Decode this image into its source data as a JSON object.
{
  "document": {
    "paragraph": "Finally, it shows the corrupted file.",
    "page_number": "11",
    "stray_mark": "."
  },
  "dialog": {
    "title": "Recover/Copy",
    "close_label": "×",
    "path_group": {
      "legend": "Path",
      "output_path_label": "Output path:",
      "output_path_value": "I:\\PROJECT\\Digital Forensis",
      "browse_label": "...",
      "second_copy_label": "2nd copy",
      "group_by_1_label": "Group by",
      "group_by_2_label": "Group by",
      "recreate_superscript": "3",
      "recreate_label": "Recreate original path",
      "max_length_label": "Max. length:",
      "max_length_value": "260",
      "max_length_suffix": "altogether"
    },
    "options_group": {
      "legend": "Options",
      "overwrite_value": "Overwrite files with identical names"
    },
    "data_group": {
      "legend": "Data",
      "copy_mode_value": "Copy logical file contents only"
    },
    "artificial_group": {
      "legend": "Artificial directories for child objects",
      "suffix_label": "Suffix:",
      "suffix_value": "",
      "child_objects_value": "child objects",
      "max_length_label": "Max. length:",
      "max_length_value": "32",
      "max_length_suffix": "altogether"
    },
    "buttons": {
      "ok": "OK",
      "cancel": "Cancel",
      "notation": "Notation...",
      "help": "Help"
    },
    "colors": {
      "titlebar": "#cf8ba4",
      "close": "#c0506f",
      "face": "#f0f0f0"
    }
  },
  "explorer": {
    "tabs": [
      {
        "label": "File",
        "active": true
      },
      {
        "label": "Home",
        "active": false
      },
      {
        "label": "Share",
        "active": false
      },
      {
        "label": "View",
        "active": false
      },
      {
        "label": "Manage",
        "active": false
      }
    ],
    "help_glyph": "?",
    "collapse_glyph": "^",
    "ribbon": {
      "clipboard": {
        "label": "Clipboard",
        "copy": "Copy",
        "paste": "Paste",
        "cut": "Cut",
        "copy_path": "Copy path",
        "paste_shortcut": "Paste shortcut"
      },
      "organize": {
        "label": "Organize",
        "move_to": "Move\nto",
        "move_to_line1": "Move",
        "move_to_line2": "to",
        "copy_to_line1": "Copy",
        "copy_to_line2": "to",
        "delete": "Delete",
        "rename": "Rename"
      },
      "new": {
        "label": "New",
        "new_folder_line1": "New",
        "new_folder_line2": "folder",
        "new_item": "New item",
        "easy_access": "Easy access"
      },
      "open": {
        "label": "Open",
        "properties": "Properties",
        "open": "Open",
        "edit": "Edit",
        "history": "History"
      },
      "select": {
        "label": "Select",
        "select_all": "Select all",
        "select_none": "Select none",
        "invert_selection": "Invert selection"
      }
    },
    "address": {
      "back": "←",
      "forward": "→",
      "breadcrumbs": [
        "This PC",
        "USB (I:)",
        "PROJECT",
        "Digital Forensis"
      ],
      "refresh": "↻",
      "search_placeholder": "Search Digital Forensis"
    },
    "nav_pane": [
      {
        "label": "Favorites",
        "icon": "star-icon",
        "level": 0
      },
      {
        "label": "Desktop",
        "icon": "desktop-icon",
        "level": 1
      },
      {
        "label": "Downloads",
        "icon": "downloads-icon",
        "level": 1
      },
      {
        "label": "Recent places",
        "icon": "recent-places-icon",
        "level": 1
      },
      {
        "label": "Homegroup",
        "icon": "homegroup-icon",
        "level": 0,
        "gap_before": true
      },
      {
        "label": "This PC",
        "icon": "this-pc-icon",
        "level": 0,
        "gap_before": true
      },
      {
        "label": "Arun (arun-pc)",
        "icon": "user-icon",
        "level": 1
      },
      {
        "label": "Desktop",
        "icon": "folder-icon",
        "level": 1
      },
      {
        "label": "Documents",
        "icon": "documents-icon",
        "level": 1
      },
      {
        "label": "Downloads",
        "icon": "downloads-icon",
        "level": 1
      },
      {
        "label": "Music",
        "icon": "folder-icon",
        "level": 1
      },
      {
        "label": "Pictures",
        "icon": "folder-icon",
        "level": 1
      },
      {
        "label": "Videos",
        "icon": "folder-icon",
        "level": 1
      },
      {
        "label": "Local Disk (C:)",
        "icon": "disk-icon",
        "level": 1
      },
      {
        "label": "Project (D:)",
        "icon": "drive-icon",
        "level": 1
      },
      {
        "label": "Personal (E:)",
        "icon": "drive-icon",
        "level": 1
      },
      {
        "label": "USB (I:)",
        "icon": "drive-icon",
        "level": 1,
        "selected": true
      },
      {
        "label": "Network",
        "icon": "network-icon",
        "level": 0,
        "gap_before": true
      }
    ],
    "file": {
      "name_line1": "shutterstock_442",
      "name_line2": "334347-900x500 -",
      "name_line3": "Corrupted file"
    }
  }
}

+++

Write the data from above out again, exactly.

Decode this image into its source data as a JSON object.
{
  "document": {
    "paragraph": "Finally, it shows the corrupted file.",
    "page_number": "11",
    "stray_mark": "."
  },
  "dialog": {
    "title": "Recover/Copy",
    "close_label": "×",
    "path_group": {
      "legend": "Path",
      "output_path_label": "Output path:",
      "output_path_value": "I:\\PROJECT\\Digital Forensis",
      "browse_label": "...",
      "second_copy_label": "2nd copy",
      "group_by_1_label": "Group by",
      "group_by_2_label": "Group by",
      "recreate_superscript": "3",
      "recreate_label": "Recreate original path",
      "max_length_label": "Max. length:",
      "max_length_value": "260",
      "max_length_suffix": "altogether"
    },
    "options_group": {
      "legend": "Options",
      "overwrite_value": "Overwrite files with identical names"
    },
    "data_group": {
      "legend": "Data",
      "copy_mode_value": "Copy logical file contents only"
    },
    "artificial_group": {
      "legend": "Artificial directories for child objects",
      "suffix_label": "Suffix:",
      "suffix_value": "",
      "child_objects_value": "child objects",
      "max_length_label": "Max. length:",
      "max_length_value": "32",
      "max_length_suffix": "altogether"
    },
    "buttons": {
      "ok": "OK",
      "cancel": "Cancel",
      "notation": "Notation...",
      "help": "Help"
    },
    "colors": {
      "titlebar": "#cf8ba4",
      "close": "#c0506f",
      "face": "#f0f0f0"
    }
  },
  "explorer": {
    "tabs": [
      {
        "label": "File",
        "active": true
      },
      {
        "label": "Home",
        "active": false
      },
      {
        "label": "Share",
        "active": false
      },
      {
        "label": "View",
        "active": false
      },
      {
        "label": "Manage",
        "active": false
      }
    ],
    "help_glyph": "?",
    "collapse_glyph": "^",
    "ribbon": {
      "clipboard": {
        "label": "Clipboard",
        "copy": "Copy",
        "paste": "Paste",
        "cut": "Cut",
        "copy_path": "Copy path",
        "paste_shortcut": "Paste shortcut"
      },
      "organize": {
        "label": "Organize",
        "move_to": "Move\nto",
        "move_to_line1": "Move",
        "move_to_line2": "to",
        "copy_to_line1": "Copy",
        "copy_to_line2": "to",
        "delete": "Delete",
        "rename": "Rename"
      },
      "new": {
        "label": "New",
        "new_folder_line1": "New",
        "new_folder_line2": "folder",
        "new_item": "New item",
        "easy_access": "Easy access"
      },
      "open": {
        "label": "Open",
        "properties": "Properties",
        "open": "Open",
        "edit": "Edit",
        "history": "History"
      },
      "select": {
        "label": "Select",
        "select_all": "Select all",
        "select_none": "Select none",
        "invert_selection": "Invert selection"
      }
    },
    "address": {
      "back": "←",
      "forward": "→",
      "breadcrumbs": [
        "This PC",
        "USB (I:)",
        "PROJECT",
        "Digital Forensis"
      ],
      "refresh": "↻",
      "search_placeholder": "Search Digital Forensis"
    },
    "nav_pane": [
      {
        "label": "Favorites",
        "icon": "star-icon",
        "level": 0
      },
      {
        "label": "Desktop",
        "icon": "desktop-icon",
        "level": 1
      },
      {
        "label": "Downloads",
        "icon": "downloads-icon",
        "level": 1
      },
      {
        "label": "Recent places",
        "icon": "recent-places-icon",
        "level": 1
      },
      {
        "label": "Homegroup",
        "icon": "homegroup-icon",
        "level": 0,
        "gap_before": true
      },
      {
        "label": "This PC",
        "icon": "this-pc-icon",
        "level": 0,
        "gap_before": true
      },
      {
        "label": "Arun (arun-pc)",
        "icon": "user-icon",
        "level": 1
      },
      {
        "label": "Desktop",
        "icon": "folder-icon",
        "level": 1
      },
      {
        "label": "Documents",
        "icon": "documents-icon",
        "level": 1
      },
      {
        "label": "Downloads",
        "icon": "downloads-icon",
        "level": 1
      },
      {
        "label": "Music",
        "icon": "folder-icon",
        "level": 1
      },
      {
        "label": "Pictures",
        "icon": "folder-icon",
        "level": 1
      },
      {
        "label": "Videos",
        "icon": "folder-icon",
        "level": 1
      },
      {
        "label": "Local Disk (C:)",
        "icon": "disk-icon",
        "level": 1
      },
      {
        "label": "Project (D:)",
        "icon": "drive-icon",
        "level": 1
      },
      {
        "label": "Personal (E:)",
        "icon": "drive-icon",
        "level": 1
      },
      {
        "label": "USB (I:)",
        "icon": "drive-icon",
        "level": 1,
        "selected": true
      },
      {
        "label": "Network",
        "icon": "network-icon",
        "level": 0,
        "gap_before": true
      }
    ],
    "file": {
      "name_line1": "shutterstock_442",
      "name_line2": "334347-900x500 -",
      "name_line3": "Corrupted file"
    }
  }
}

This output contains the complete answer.